PROBLEM TO WORK ON »
Every line of the material must be copied exactly.
Start of THE DATA
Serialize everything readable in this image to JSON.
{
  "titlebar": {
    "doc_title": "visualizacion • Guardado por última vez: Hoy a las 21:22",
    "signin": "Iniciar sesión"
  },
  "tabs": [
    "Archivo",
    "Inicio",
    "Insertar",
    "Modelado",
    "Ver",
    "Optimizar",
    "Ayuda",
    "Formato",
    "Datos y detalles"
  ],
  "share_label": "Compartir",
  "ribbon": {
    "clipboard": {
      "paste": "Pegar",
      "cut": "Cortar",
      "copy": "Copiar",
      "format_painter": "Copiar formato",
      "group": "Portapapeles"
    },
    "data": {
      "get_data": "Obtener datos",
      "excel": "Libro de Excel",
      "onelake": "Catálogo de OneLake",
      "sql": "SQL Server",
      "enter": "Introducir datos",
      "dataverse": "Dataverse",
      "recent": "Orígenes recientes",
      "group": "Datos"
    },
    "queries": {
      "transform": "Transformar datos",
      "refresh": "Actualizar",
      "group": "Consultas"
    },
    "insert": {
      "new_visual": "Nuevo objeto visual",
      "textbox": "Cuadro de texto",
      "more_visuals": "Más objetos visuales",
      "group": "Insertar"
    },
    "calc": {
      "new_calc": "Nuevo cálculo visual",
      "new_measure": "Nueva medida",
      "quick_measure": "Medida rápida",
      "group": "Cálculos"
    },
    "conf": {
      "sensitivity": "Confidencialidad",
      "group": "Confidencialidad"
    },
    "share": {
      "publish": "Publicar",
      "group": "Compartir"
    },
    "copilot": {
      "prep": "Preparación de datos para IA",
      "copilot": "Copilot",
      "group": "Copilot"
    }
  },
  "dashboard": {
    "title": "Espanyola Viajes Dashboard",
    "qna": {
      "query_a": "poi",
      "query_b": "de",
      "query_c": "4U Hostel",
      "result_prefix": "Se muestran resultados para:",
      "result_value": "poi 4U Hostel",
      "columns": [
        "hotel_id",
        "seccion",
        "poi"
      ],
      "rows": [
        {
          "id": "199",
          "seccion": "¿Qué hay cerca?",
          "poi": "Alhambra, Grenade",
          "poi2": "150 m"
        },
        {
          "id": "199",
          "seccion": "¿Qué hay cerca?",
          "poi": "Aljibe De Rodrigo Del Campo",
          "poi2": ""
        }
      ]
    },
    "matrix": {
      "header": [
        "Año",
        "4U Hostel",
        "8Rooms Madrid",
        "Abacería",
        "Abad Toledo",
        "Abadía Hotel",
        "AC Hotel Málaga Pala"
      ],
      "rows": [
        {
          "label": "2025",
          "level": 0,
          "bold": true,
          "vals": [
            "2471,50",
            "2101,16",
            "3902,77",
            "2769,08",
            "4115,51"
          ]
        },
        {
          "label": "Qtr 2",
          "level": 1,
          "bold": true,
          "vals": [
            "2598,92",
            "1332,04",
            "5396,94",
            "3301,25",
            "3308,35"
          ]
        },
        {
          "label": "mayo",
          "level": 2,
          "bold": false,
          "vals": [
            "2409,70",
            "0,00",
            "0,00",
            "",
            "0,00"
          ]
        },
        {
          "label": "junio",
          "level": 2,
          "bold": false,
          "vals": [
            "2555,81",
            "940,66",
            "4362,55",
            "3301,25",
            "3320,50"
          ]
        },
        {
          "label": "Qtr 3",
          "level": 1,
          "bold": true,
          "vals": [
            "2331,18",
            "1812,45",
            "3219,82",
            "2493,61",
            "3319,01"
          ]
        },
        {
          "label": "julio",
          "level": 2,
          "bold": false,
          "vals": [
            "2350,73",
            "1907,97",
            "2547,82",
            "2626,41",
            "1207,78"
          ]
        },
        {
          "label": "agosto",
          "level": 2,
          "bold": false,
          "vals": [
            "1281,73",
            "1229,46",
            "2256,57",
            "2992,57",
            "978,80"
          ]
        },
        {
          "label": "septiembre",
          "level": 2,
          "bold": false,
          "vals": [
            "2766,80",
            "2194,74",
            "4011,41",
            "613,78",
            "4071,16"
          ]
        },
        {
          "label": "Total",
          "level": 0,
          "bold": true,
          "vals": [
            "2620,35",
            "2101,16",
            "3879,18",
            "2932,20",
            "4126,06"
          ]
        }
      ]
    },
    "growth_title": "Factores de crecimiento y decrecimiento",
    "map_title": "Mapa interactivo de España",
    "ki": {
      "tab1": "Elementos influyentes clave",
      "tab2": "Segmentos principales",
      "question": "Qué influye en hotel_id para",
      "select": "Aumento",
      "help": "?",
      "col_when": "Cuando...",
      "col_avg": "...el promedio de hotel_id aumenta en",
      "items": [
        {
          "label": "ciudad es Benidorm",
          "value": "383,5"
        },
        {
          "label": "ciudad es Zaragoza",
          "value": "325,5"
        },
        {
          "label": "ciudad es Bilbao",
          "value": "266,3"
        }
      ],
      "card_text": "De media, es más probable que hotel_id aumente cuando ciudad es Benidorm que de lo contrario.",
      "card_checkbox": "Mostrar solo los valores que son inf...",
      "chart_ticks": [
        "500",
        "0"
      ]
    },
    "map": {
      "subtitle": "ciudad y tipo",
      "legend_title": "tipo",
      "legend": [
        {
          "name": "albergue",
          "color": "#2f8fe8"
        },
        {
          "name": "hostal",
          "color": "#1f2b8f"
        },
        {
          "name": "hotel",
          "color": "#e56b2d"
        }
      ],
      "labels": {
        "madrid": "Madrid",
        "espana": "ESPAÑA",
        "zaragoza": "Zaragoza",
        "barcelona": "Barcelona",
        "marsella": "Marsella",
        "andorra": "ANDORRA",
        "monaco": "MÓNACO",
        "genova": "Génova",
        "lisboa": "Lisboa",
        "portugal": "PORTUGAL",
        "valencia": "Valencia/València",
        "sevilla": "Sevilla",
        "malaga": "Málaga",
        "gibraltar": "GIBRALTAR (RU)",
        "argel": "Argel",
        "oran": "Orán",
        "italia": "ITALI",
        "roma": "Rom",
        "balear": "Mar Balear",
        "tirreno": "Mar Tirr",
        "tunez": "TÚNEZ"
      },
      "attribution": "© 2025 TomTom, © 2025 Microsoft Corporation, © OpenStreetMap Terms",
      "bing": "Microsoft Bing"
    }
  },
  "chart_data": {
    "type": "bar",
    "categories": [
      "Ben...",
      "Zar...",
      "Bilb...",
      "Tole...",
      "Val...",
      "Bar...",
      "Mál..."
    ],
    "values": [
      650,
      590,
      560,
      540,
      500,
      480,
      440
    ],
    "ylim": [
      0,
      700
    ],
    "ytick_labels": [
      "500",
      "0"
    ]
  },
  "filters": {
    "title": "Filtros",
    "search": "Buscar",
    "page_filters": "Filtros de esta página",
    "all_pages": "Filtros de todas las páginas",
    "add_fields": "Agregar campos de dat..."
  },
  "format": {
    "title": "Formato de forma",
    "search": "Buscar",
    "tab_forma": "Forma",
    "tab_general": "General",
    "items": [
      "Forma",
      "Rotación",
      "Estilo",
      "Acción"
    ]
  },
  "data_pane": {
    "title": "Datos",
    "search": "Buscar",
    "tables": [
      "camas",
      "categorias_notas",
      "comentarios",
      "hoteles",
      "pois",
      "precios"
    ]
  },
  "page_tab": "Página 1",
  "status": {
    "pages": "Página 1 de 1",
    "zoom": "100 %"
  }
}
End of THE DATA
EXERCISE OUTPUT »
Serialize everything readable in this image to JSON.
{
  "titlebar": {
    "doc_title": "visualizacion • Guardado por última vez: Hoy a las 21:22",
    "signin": "Iniciar sesión"
  },
  "tabs": [
    "Archivo",
    "Inicio",
    "Insertar",
    "Modelado",
    "Ver",
    "Optimizar",
    "Ayuda",
    "Formato",
    "Datos y detalles"
  ],
  "share_label": "Compartir",
  "ribbon": {
    "clipboard": {
      "paste": "Pegar",
      "cut": "Cortar",
      "copy": "Copiar",
      "format_painter": "Copiar formato",
      "group": "Portapapeles"
    },
    "data": {
      "get_data": "Obtener datos",
      "excel": "Libro de Excel",
      "onelake": "Catálogo de OneLake",
      "sql": "SQL Server",
      "enter": "Introducir datos",
      "dataverse": "Dataverse",
      "recent": "Orígenes recientes",
      "group": "Datos"
    },
    "queries": {
      "transform": "Transformar datos",
      "refresh": "Actualizar",
      "group": "Consultas"
    },
    "insert": {
      "new_visual": "Nuevo objeto visual",
      "textbox": "Cuadro de texto",
      "more_visuals": "Más objetos visuales",
      "group": "Insertar"
    },
    "calc": {
      "new_calc": "Nuevo cálculo visual",
      "new_measure": "Nueva medida",
      "quick_measure": "Medida rápida",
      "group": "Cálculos"
    },
    "conf": {
      "sensitivity": "Confidencialidad",
      "group": "Confidencialidad"
    },
    "share": {
      "publish": "Publicar",
      "group": "Compartir"
    },
    "copilot": {
      "prep": "Preparación de datos para IA",
      "copilot": "Copilot",
      "group": "Copilot"
    }
  },
  "dashboard": {
    "title": "Espanyola Viajes Dashboard",
    "qna": {
      "query_a": "poi",
      "query_b": "de",
      "query_c": "4U Hostel",
      "result_prefix": "Se muestran resultados para:",
      "result_value": "poi 4U Hostel",
      "columns": [
        "hotel_id",
        "seccion",
        "poi"
      ],
      "rows": [
        {
          "id": "199",
          "seccion": "¿Qué hay cerca?",
          "poi": "Alhambra, Grenade",
          "poi2": "150 m"
        },
        {
          "id": "199",
          "seccion": "¿Qué hay cerca?",
          "poi": "Aljibe De Rodrigo Del Campo",
          "poi2": ""
        }
      ]
    },
    "matrix": {
      "header": [
        "Año",
        "4U Hostel",
        "8Rooms Madrid",
        "Abacería",
        "Abad Toledo",
        "Abadía Hotel",
        "AC Hotel Málaga Pala"
      ],
      "rows": [
        {
          "label": "2025",
          "level": 0,
          "bold": true,
          "vals": [
            "2471,50",
            "2101,16",
            "3902,77",
            "2769,08",
            "4115,51"
          ]
        },
        {
          "label": "Qtr 2",
          "level": 1,
          "bold": true,
          "vals": [
            "2598,92",
            "1332,04",
            "5396,94",
            "3301,25",
            "3308,35"
          ]
        },
        {
          "label": "mayo",
          "level": 2,
          "bold": false,
          "vals": [
            "2409,70",
            "0,00",
            "0,00",
            "",
            "0,00"
          ]
        },
        {
          "label": "junio",
          "level": 2,
          "bold": false,
          "vals": [
            "2555,81",
            "940,66",
            "4362,55",
            "3301,25",
            "3320,50"
          ]
        },
        {
          "label": "Qtr 3",
          "level": 1,
          "bold": true,
          "vals": [
            "2331,18",
            "1812,45",
            "3219,82",
            "2493,61",
            "3319,01"
          ]
        },
        {
          "label": "julio",
          "level": 2,
          "bold": false,
          "vals": [
            "2350,73",
            "1907,97",
            "2547,82",
            "2626,41",
            "1207,78"
          ]
        },
        {
          "label": "agosto",
          "level": 2,
          "bold": false,
          "vals": [
            "1281,73",
            "1229,46",
            "2256,57",
            "2992,57",
            "978,80"
          ]
        },
        {
          "label": "septiembre",
          "level": 2,
          "bold": false,
          "vals": [
            "2766,80",
            "2194,74",
            "4011,41",
            "613,78",
            "4071,16"
          ]
        },
        {
          "label": "Total",
          "level": 0,
          "bold": true,
          "vals": [
            "2620,35",
            "2101,16",
            "3879,18",
            "2932,20",
            "4126,06"
          ]
        }
      ]
    },
    "growth_title": "Factores de crecimiento y decrecimiento",
    "map_title": "Mapa interactivo de España",
    "ki": {
      "tab1": "Elementos influyentes clave",
      "tab2": "Segmentos principales",
      "question": "Qué influye en hotel_id para",
      "select": "Aumento",
      "help": "?",
      "col_when": "Cuando...",
      "col_avg": "...el promedio de hotel_id aumenta en",
      "items": [
        {
          "label": "ciudad es Benidorm",
          "value": "383,5"
        },
        {
          "label": "ciudad es Zaragoza",
          "value": "325,5"
        },
        {
          "label": "ciudad es Bilbao",
          "value": "266,3"
        }
      ],
      "card_text": "De media, es más probable que hotel_id aumente cuando ciudad es Benidorm que de lo contrario.",
      "card_checkbox": "Mostrar solo los valores que son inf...",
      "chart_ticks": [
        "500",
        "0"
      ]
    },
    "map": {
      "subtitle": "ciudad y tipo",
      "legend_title": "tipo",
      "legend": [
        {
          "name": "albergue",
          "color": "#2f8fe8"
        },
        {
          "name": "hostal",
          "color": "#1f2b8f"
        },
        {
          "name": "hotel",
          "color": "#e56b2d"
        }
      ],
      "labels": {
        "madrid": "Madrid",
        "espana": "ESPAÑA",
        "zaragoza": "Zaragoza",
        "barcelona": "Barcelona",
        "marsella": "Marsella",
        "andorra": "ANDORRA",
        "monaco": "MÓNACO",
        "genova": "Génova",
        "lisboa": "Lisboa",
        "portugal": "PORTUGAL",
        "valencia": "Valencia/València",
        "sevilla": "Sevilla",
        "malaga": "Málaga",
        "gibraltar": "GIBRALTAR (RU)",
        "argel": "Argel",
        "oran": "Orán",
        "italia": "ITALI",
        "roma": "Rom",
        "balear": "Mar Balear",
        "tirreno": "Mar Tirr",
        "tunez": "TÚNEZ"
      },
      "attribution": "© 2025 TomTom, © 2025 Microsoft Corporation, © OpenStreetMap Terms",
      "bing": "Microsoft Bing"
    }
  },
  "chart_data": {
    "type": "bar",
    "categories": [
      "Ben...",
      "Zar...",
      "Bilb...",
      "Tole...",
      "Val...",
      "Bar...",
      "Mál..."
    ],
    "values": [
      650,
      590,
      560,
      540,
      500,
      480,
      440
    ],
    "ylim": [
      0,
      700
    ],
    "ytick_labels": [
      "500",
      "0"
    ]
  },
  "filters": {
    "title": "Filtros",
    "search": "Buscar",
    "page_filters": "Filtros de esta página",
    "all_pages": "Filtros de todas las páginas",
    "add_fields": "Agregar campos de dat..."
  },
  "format": {
    "title": "Formato de forma",
    "search": "Buscar",
    "tab_forma": "Forma",
    "tab_general": "General",
    "items": [
      "Forma",
      "Rotación",
      "Estilo",
      "Acción"
    ]
  },
  "data_pane": {
    "title": "Datos",
    "search": "Buscar",
    "tables": [
      "camas",
      "categorias_notas",
      "comentarios",
      "hoteles",
      "pois",
      "precios"
    ]
  },
  "page_tab": "Página 1",
  "status": {
    "pages": "Página 1 de 1",
    "zoom": "100 %"
  }
}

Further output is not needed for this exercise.